At least not until she is older and wiser like me. I mean I would never react like that.
Or would I? Maybe a better question is, am I? If I am honest, and I always try to be, I would have to shamefully admit that I am behaving the same way. I wanted the grand prize...I wanted the boys to stay here with us. If they are here I know they are safe, well cared for, and loved. I don't want to be satisfied with the chocolate bunny of the 2 and 3 years we had them here. I want the whole basket. I have come home from the party sulky and mad. I did not get what I wanted, and it is not fair.
I can imagine Jesus pulling me to the side and reminding me..."Marla, you came to the party with nothing, and you went home with a full basket." I wonder if He is as weary of my whining as I was of Skyler's? My home is still overflowing with blessings. I have a husband who serves the Lord with all he has and who loves me. I have a houseful of children and we have been celebrating things like marriage and graduation these last few years. My children are all walking with the Lord, I have a nice home and a warm bed. The list could go on and on. But still I whine.
I imagine the Apostle Paul may have had a similar struggle before coming to the place where he was able to pen these words: (red words mine!)
Philippians 4:11-13 (NIV)

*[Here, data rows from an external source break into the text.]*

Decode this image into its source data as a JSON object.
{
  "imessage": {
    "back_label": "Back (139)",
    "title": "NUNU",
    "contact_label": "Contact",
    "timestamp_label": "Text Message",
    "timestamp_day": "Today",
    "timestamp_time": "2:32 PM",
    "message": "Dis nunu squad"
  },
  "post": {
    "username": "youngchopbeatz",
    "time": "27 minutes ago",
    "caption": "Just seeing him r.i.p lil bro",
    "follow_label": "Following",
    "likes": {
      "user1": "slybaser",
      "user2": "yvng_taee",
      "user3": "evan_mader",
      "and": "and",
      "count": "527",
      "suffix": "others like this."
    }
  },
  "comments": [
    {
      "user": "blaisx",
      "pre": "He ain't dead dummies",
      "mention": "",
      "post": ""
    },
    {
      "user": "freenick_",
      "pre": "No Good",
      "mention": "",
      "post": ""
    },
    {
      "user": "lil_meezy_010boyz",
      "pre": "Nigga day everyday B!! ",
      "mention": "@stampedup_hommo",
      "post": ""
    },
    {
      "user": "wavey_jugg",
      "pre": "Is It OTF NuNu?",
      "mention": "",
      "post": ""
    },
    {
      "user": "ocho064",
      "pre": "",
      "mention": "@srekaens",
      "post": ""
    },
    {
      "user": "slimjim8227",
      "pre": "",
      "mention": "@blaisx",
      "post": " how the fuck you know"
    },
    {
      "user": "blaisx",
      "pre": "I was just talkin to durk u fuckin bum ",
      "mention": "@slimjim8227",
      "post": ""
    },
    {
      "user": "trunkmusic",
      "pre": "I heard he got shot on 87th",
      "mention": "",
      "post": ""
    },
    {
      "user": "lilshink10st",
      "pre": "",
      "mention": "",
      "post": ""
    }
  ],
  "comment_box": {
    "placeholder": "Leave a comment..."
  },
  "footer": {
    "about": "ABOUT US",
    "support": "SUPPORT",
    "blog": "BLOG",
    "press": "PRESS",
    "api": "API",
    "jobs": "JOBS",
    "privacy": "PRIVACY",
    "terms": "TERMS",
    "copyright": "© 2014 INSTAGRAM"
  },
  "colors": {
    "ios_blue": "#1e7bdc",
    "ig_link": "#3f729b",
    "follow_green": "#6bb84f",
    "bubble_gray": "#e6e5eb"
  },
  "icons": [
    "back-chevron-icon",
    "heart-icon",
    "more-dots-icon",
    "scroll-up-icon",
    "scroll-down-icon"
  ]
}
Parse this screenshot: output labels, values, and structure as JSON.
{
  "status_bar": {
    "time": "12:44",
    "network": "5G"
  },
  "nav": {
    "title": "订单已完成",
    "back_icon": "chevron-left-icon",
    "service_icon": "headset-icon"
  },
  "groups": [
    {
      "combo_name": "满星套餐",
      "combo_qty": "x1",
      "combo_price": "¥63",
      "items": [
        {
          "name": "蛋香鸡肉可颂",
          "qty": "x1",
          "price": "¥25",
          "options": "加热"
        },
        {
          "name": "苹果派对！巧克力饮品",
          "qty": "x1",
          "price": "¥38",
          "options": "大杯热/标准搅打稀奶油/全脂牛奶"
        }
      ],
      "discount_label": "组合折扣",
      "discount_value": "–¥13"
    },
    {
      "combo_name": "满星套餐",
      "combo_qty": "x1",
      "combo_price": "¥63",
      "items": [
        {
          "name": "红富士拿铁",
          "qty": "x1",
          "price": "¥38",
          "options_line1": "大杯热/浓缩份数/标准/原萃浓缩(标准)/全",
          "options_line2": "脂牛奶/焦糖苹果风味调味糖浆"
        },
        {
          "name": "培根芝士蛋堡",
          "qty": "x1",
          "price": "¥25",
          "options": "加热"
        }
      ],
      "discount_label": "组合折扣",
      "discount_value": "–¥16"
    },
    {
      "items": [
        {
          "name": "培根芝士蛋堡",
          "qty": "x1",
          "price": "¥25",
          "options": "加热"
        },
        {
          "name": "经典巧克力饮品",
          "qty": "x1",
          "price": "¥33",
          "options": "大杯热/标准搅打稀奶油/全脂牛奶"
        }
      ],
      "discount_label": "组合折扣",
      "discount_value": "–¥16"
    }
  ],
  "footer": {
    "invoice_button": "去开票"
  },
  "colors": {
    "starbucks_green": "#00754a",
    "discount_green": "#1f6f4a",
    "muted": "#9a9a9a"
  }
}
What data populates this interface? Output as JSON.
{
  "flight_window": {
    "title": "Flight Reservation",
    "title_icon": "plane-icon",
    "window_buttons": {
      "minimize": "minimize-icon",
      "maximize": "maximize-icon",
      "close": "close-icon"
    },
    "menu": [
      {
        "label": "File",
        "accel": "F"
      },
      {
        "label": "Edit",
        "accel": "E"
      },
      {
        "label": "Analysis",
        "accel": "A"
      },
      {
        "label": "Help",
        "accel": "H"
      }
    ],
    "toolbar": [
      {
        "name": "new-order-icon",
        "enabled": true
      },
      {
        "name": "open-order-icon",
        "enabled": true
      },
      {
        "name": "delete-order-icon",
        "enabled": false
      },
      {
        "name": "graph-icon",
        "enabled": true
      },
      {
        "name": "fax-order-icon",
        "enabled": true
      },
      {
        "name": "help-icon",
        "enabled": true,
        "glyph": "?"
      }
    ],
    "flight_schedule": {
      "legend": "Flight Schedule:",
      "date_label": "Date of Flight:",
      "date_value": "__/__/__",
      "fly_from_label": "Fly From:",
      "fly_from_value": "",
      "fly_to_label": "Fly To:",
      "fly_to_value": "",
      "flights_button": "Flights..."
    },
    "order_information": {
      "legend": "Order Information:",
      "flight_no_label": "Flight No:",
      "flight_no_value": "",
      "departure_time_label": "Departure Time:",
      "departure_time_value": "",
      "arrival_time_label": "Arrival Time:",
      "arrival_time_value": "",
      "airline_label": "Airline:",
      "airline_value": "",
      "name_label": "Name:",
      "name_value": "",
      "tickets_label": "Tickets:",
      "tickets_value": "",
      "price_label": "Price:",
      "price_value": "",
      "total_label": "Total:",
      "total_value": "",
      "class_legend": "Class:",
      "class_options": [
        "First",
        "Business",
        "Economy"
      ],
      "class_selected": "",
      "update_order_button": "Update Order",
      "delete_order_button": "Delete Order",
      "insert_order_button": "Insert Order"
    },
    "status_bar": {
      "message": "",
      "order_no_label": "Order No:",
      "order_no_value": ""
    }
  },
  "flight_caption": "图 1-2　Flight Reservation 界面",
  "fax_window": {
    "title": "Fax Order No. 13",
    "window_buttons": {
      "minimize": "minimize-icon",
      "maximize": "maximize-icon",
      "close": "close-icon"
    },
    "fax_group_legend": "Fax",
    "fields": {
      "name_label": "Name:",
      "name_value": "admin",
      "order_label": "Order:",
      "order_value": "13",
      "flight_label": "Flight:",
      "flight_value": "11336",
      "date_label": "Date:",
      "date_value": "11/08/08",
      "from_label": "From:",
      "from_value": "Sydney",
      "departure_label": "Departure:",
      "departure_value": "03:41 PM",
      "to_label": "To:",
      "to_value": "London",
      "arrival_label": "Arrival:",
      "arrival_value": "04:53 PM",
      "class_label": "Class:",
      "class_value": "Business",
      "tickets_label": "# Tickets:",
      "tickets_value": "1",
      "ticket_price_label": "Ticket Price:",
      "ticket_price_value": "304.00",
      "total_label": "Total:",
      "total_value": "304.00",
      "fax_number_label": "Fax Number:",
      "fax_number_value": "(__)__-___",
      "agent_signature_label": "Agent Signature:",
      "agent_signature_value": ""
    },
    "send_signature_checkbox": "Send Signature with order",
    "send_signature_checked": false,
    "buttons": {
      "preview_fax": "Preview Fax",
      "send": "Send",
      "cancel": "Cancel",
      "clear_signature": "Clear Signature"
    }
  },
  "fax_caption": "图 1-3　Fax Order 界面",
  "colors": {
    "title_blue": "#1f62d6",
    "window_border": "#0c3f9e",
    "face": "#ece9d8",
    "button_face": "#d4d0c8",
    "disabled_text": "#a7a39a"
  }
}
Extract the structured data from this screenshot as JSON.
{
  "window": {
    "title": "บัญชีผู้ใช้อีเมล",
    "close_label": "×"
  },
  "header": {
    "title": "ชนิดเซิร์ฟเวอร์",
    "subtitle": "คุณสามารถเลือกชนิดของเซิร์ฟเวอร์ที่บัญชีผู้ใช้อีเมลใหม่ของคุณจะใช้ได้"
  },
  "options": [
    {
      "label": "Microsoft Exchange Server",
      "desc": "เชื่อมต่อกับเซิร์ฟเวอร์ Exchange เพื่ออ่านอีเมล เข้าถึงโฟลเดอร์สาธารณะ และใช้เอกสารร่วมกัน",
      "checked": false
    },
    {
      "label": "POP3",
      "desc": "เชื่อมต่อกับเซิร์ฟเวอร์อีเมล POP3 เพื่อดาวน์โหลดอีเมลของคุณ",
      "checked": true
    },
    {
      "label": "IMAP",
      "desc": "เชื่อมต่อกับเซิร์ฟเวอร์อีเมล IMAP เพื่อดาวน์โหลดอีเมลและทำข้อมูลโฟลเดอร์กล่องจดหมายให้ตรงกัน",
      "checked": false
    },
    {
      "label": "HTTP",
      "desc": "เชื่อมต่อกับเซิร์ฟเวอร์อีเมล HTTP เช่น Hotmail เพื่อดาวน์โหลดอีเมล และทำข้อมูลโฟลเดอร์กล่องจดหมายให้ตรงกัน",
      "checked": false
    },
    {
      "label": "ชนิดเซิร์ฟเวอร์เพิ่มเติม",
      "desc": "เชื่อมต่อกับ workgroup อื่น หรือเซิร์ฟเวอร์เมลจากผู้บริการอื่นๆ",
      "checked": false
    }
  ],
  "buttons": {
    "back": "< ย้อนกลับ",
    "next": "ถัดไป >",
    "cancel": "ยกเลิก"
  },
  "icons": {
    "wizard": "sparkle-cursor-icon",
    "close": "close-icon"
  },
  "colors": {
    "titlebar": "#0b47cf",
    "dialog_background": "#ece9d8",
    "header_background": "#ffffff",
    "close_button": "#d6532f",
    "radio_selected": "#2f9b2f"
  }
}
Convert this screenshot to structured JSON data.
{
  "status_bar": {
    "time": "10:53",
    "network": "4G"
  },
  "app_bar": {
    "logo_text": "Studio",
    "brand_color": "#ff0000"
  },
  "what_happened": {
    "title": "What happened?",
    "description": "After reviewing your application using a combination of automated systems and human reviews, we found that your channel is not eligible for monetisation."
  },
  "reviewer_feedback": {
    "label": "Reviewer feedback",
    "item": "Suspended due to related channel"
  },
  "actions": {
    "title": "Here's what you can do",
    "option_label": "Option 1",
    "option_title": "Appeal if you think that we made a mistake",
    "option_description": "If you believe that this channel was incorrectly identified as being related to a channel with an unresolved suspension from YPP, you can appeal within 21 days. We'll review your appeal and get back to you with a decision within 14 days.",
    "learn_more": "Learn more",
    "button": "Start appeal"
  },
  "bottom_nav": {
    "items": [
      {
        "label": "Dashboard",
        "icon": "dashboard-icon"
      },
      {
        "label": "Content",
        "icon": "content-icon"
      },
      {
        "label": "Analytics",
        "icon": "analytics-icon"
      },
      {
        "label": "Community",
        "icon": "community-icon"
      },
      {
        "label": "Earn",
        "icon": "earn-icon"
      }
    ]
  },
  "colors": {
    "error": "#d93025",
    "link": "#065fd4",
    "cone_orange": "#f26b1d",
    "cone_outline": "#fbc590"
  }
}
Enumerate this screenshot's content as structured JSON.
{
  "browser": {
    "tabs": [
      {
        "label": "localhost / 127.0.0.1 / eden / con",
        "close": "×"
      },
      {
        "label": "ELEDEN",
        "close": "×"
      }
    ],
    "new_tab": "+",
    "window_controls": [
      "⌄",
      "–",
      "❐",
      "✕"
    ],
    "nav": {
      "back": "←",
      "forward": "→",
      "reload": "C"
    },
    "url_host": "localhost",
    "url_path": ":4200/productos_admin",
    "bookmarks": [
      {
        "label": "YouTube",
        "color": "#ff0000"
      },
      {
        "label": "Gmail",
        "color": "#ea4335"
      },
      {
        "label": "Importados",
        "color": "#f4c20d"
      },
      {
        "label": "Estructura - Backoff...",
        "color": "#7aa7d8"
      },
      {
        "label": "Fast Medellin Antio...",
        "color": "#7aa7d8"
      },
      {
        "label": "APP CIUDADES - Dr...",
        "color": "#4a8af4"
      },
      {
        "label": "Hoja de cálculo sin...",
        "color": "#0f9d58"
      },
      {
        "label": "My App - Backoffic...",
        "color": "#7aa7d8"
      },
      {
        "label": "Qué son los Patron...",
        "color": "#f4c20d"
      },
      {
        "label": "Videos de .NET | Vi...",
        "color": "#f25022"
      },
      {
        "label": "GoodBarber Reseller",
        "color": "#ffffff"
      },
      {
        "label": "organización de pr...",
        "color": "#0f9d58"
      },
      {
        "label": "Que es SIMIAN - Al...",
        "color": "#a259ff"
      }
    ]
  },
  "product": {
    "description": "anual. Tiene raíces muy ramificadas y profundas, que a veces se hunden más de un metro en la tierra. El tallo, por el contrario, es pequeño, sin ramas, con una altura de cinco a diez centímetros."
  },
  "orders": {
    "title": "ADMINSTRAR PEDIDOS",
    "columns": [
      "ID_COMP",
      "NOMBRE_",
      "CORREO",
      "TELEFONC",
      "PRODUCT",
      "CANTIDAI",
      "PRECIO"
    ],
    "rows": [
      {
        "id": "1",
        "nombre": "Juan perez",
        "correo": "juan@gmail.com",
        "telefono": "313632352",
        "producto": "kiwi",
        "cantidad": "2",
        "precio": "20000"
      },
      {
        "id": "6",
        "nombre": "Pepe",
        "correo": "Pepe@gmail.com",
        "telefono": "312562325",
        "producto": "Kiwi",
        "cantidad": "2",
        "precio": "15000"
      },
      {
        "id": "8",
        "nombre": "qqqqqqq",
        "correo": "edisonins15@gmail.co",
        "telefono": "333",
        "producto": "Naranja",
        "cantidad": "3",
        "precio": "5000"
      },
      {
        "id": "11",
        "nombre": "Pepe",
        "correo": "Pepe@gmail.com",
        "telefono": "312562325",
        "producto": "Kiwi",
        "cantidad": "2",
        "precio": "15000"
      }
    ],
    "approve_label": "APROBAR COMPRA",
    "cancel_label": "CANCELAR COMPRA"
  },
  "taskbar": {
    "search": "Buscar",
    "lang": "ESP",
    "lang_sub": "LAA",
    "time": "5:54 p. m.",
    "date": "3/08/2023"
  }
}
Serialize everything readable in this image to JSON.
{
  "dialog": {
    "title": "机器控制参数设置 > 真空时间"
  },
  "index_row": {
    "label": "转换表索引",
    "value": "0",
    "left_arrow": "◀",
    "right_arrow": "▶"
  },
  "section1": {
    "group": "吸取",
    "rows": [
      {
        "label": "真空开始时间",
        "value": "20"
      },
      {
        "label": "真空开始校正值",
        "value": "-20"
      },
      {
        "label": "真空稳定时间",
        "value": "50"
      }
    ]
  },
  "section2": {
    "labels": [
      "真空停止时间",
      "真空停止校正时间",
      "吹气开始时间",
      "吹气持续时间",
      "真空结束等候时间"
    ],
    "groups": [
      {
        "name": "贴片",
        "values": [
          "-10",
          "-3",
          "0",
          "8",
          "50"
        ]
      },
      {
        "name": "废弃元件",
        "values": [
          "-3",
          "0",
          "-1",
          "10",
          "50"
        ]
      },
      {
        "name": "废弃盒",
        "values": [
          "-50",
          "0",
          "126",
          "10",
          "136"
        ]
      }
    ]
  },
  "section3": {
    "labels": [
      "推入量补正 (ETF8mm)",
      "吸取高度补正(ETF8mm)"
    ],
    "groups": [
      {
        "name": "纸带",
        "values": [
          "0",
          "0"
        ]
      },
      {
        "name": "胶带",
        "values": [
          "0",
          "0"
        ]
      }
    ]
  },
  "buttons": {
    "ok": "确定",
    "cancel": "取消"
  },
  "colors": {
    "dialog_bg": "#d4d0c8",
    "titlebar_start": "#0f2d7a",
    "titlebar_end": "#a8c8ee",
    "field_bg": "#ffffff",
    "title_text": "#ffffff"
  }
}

I am not saying this because I am in need, for I have learned [am learning] to be content whatever the circumstances. I know what it is to be in need, and I know what it is to have plenty. I have learned [am learning] the secret of being content in any and every situation, whether well fed or hungry, whether living in plenty or in want. I can do all this through him who gives me strength.